This video of Disney reusing animation templates has circulated around the internet pretty heavily. The story is usually that Disney did this to save time and money. The Huffington Post, Time, and E! all reported this.
Jim MacQuarrie from Geekdad.com took the initiative to ask if this was, in fact, the case. Did they do this simply to save some money and not spend “extra” time on making hit cartoons?
“That was Woolie Reitherman,” laughed Floyd Norman, a Disney legend who worked on a lot of the films in the above video. He was in the story department on The Jungle Book and has worked on dozens of Disney movies.
Wolfgang “Woolie” Reitherman directed almost every movie that was accused of recycling footage in the aforementioned video. Those include The Jungle Book, Robin Hood, The Sword in the Stone, Winnie the Pooh, 101 Dalmatians and The Aristocats.
“It’s actually harder and takes longer to redraw an existing sequence,” Norman said. “It’s a lot faster and easier to just do new animation, and it’s a lot more fun for the animators. But Woolie liked to play it safe and use stuff he knew would work. That’s all it was.”
So Woolie did this to be “safe”, to use what had already worked with viewers, not to save money and time.
But Was That Always the Case?
Gary Trousdale co-directed Beauty and the Beast, in which there is a reused scene from Sleeping Beauty.
“The scene from Beauty and the Beast that we re-used was done for time, but not money,” he said. “(Well…time IS money, but that’s another story). We were just days from our final deadline to deliver, and we had an entire dance sequence (the last scene of the movie, not the ballroom) to do. Everyone was booked and busy, and we knew damn well that Woolie had established this precedent, so we took the Sleeping Beauty dance, re-sized and re-positioned it, and gave the note ‘Note to Clean-up: clean up Aurora as Belle, clean up Prince Charming as Beast.’ (No, we did NOT name the beast in human form ‘Prince Adam.’ We were moving so fast by then, it occurred to us at the finish line that we had never given him a name, so Belle didn’t call him by name. It was a direct-to video-production that named him.)”
This dance scene from Beauty and the Beast was recycled from Sleeping Beauty to save time (source: Movie Mezzanine)
Tad Stones, producer of Darkwing Duck, Buzz Lightyear of Star Command, and Hellboy Animated weighed in on this discussion.

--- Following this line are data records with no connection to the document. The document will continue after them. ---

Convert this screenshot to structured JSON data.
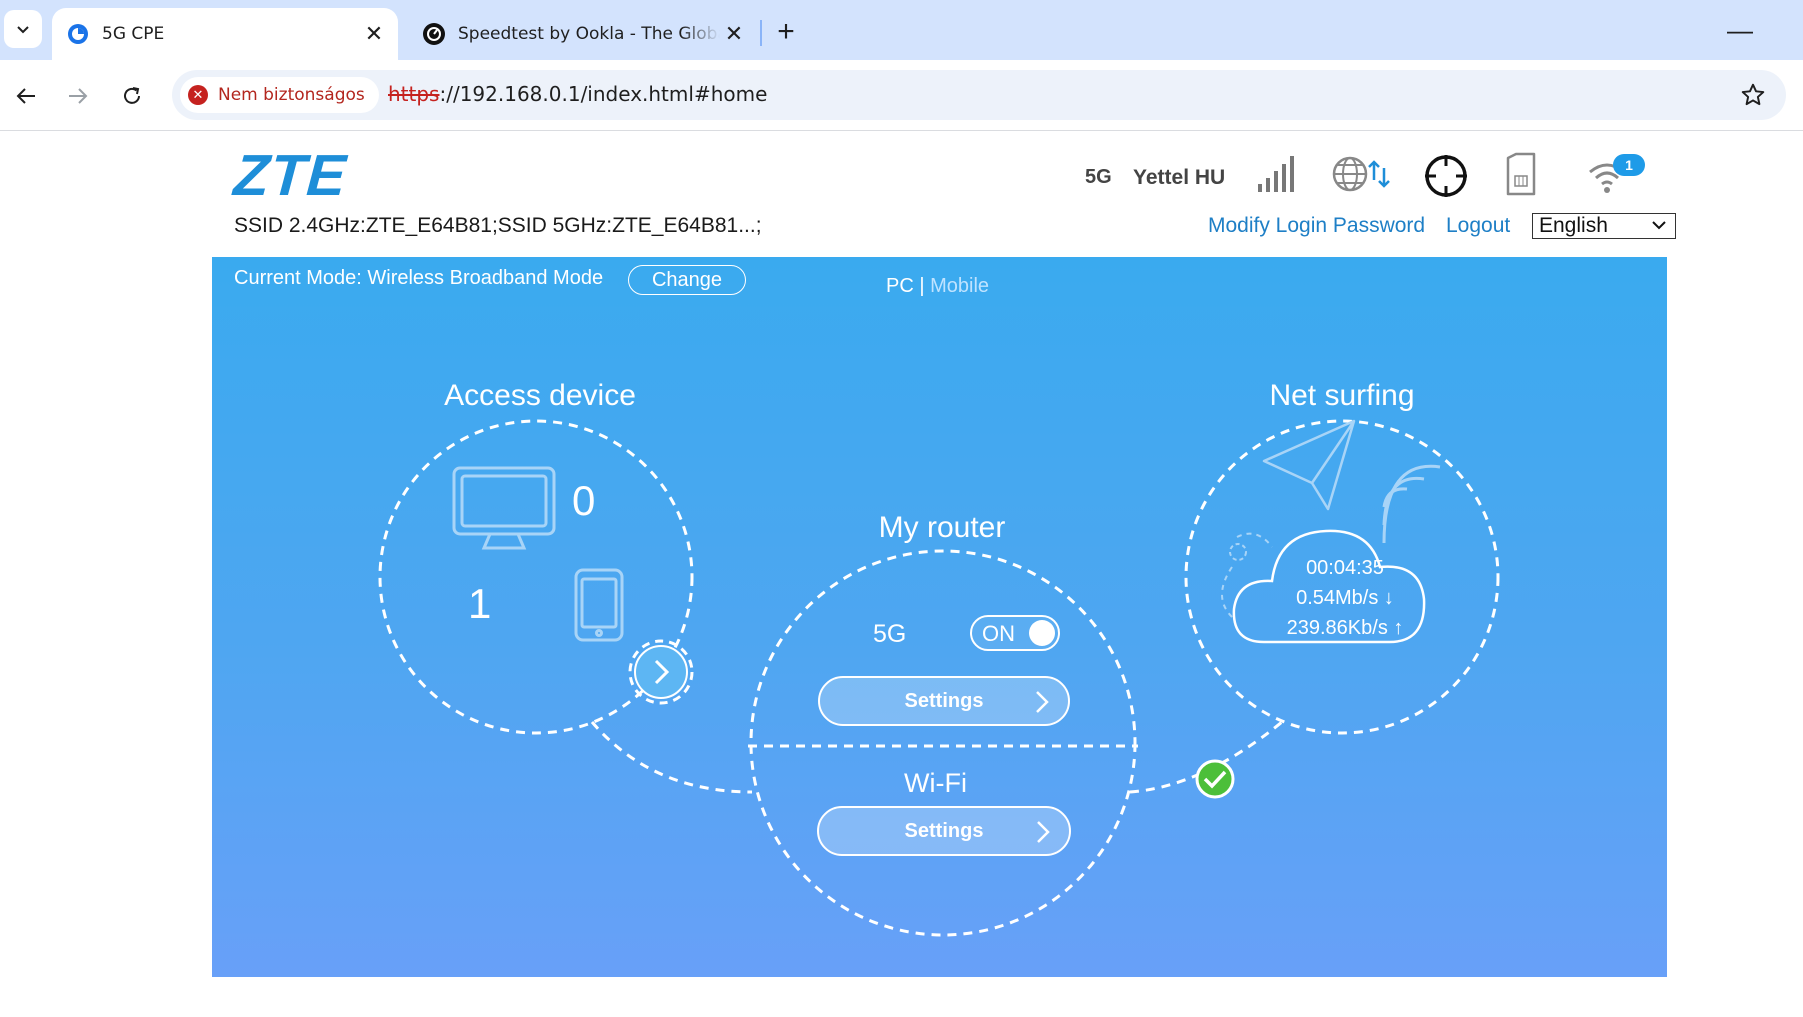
{
  "browser": {
    "tabs": [
      {
        "title": "5G CPE",
        "active": true
      },
      {
        "title": "Speedtest by Ookla - The Global Broadband Speed Test",
        "active": false
      }
    ],
    "security_label": "Nem biztonságos",
    "url_scheme": "https",
    "url_rest": "://192.168.0.1/index.html#home"
  },
  "header": {
    "logo": "ZTE",
    "ssid": "SSID 2.4GHz:ZTE_E64B81;SSID 5GHz:ZTE_E64B81...;",
    "network_type": "5G",
    "operator": "Yettel HU",
    "wifi_clients_badge": "1",
    "modify_password": "Modify Login Password",
    "logout": "Logout",
    "language": "English",
    "icons": [
      "signal-icon",
      "internet-status-icon",
      "target-icon",
      "sim-card-icon",
      "wifi-icon"
    ]
  },
  "panel": {
    "mode": "Current Mode: Wireless Broadband Mode",
    "change": "Change",
    "view_pc": "PC",
    "view_sep": "|",
    "view_mobile": "Mobile",
    "access_device": {
      "title": "Access device",
      "pc_count": "0",
      "mobile_count": "1"
    },
    "my_router": {
      "title": "My router",
      "band_label": "5G",
      "toggle_state": "ON",
      "settings_5g": "Settings",
      "wifi_label": "Wi-Fi",
      "settings_wifi": "Settings"
    },
    "net_surfing": {
      "title": "Net surfing",
      "duration": "00:04:35",
      "download": "0.54Mb/s ↓",
      "upload": "239.86Kb/s ↑"
    },
    "colors": {
      "panel_top": "#3aaaef",
      "panel_bottom": "#68a0f8",
      "link": "#1e7fc6",
      "logo": "#1e8ed8",
      "connected": "#4cbf3a"
    }
  }
}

“I came in under Woolie,” he said. “I thought it was a time and money thing but now that I think about it, I don’t know of older examples…”